Grace Jung

For the last six years, the Slants—a rock band based in Portland, Oregon—have been locked in a dispute with the US Patent and Trademark Office (PTO) over the band’s name. In 2010, the PTO rejected the band’s $500 application for trademark because they found the term “slants” disparaging towards Asians, using sources like Urban Dictionary and joke websites to support their claim. Band founder and bassist Simon Tam said in a recent correspondence that the PTO “denied me this right because of my race.”

The band, which consists of six American men of Chinese and Taiwanese descent, reapplied in 2011, explaining that the term “slant” has different meanings. When the PTO rejected them again, Tam asked, “Why did you choose to apply the racial connotations to this application, but you've never done that before in the entire history of this country? Why this case?” The PTO responded that it was because Tam is Asian American. The band has been working on an appeal based on their right to free speech since 2013. On April 20, 2015, the US court of appeals for the Federal Circuit upheld the PTO’s decision, thus leaving the Slants without claim to their brand yet again. So far, Tam has spent over $10,000 on application and legal fees.  

On CNN, attorney Marc J. Randazza writes that the court’s decision “offends” him: “ trying to protect Asians from racism, the court issued a disturbingly racist decision based on the fact that these were, in fact, Asians who intended their band name to invoke their ethnicity.” Tam said that this case is about principle: “Not only is it important to me as an activist to be able to reappropriate or claim language, but I want to see the legal process improve. Right now, it is incredibly biased and the law we're dealing with in particular has placed undue burdens on minorities...” Tam has frequently spoken on the racism and bullying he suffered as a child. Many kids taunted him by pulling their eyes back into a slant. The band’s use of “slant” is to reclaim the word from its racist connotations. On Bitch Magazine, Tam writes, “The act of claiming an identity can be transformational. It can provide healing and empowerment. It can weld solidarity within a community. And, perhaps most importantly, it can diminish power from an oppressor, a dominant group.”

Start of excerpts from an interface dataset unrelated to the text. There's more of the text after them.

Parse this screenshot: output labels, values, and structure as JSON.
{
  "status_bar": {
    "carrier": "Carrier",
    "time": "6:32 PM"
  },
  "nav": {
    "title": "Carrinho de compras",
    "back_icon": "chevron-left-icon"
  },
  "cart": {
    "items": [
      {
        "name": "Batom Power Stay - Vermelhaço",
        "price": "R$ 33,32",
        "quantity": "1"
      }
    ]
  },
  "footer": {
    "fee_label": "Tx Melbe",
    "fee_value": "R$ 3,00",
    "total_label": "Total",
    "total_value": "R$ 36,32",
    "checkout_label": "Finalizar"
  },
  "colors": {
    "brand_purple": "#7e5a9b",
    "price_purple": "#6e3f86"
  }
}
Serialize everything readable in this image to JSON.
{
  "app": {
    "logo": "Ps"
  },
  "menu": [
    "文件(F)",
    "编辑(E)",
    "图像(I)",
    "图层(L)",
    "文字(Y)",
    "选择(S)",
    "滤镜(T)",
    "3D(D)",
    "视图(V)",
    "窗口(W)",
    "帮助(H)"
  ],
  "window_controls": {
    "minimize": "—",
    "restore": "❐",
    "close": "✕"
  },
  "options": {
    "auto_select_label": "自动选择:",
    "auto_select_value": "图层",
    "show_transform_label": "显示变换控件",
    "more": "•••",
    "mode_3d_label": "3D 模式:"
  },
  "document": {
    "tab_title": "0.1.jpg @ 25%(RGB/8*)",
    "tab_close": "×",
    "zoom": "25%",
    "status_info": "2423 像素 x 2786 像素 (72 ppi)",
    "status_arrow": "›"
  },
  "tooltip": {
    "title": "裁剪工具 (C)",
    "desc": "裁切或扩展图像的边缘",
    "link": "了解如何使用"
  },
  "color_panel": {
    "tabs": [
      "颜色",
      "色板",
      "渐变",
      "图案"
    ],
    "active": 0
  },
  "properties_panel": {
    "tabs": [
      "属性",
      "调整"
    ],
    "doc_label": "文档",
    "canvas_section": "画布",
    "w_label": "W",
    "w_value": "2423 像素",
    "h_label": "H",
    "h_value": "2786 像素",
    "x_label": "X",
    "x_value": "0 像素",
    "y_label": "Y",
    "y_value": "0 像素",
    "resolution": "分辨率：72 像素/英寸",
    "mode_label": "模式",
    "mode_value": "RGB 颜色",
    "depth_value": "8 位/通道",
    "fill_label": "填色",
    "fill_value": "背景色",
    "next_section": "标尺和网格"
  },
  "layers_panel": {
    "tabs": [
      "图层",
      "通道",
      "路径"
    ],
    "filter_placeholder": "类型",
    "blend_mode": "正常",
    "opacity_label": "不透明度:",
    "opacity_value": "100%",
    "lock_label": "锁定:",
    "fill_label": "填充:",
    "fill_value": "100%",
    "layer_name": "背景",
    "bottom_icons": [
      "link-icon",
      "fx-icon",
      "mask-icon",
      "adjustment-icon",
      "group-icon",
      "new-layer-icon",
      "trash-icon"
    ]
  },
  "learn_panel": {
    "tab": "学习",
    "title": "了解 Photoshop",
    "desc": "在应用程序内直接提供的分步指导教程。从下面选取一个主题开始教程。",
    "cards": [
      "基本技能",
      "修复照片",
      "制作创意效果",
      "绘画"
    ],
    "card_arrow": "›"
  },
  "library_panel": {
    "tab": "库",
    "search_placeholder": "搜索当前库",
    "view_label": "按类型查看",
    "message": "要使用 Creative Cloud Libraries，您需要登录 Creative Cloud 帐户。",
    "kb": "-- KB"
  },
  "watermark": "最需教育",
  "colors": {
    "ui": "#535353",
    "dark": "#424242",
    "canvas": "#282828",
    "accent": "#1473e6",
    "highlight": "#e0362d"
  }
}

 “[The PTO’s] reasoning had nothing to do with our intentions or whether Asian Americans are actually disparaged, only my ethnicity,” Tam writes on “This is why ‘the Slants’ is something that anyone can trademark, anyone except Asian Americans. This is also why you see whites trademarking terms like ‘chink,’ ‘jap,’ and ‘oriental’ without even being questioned. Asians need not apply, whites only.”

Consider the divergent cases of the Slits and Viet Cong. The all-girl English punk of the Slits sought to promote empowerment among a marginalized group through provocation and the clever reclamation of a term, whereas the all-white, Canadian Viet Cong called themselves that for over three years without a social agenda, context, or a full understanding of the phrase. In March 2015, when Viet Cong’s performance at Oberlin College was cancelled, guitarist Andy Gill of English rock band Gang of Four said that banning a band because of its name is “ridiculous”: “We can all think of dozens of bands with really quite offensive names and as soon as you get into being the guardian of public morality, taking it upon yourself to decide what's OK and what is not, you are acting in an illiberal, undemocratic and anti-progressive way.” Viet Cong apologized to the Vietnamese and Vietnamese-American communities and others that took offense shortly after the cancellation.

For the Slants, Tam said, “…the government needs to reexamine how they treat free speech and…the trademark office needs to recognize legitimate forms of social and political speech.” These forms of speech, according to Tam, involve fighting the system and social structure of racism.

The major question currently at hand is whether or not the court’s decision regarding the Slants’ case will affect the decision pending the problematic trademark use of a racially derogatory term for the Washington Redskins. Some have asserted that granting the Slants trademark for their name would necessitate dismissing any cases filed against the Redskins. The important distinction here is that the Native American community has repeatedly expressed grievances about this disparaging phrase being appropriated by the NFL and billionaire, non-Native American team owner Dan Snyder, but, so far, no Asian American group petitioned against the Slants for using “slants.” In fact, a national survey has shown that Asian Americans are in favor of the Slants’ case.

Both the court and the public must recognize the distinction between the Washington Redskins’ case and the Slants’; one involves a discriminatory trademark that hurts the Native American community that has been vocal on the NFL’s inappropriate use of “redskins,” whereas the other involves a group’s creative effort towards promoting empowerment. Although the cases may be different, the effort by both groups is the same, as they are made in the name of social and racial progress in the US.

Tam said the band is currently “sitting before the Federal Circuit now,” and that they can “appeal the decision to the Supreme Court” if things don’t work out in their favor. Visit the Slants’ website for more information.

Grace Jung is the author of Deli Ideology and translator of The Abject by Lee Cheong-jun, forthcoming at Merwin Asia Publishing. She is currently producing a feature documentary entitled A-Town Boyz. She is a former Fulbright scholar. Follow her @aechjay on Twitter.

Image via Oregon Music News.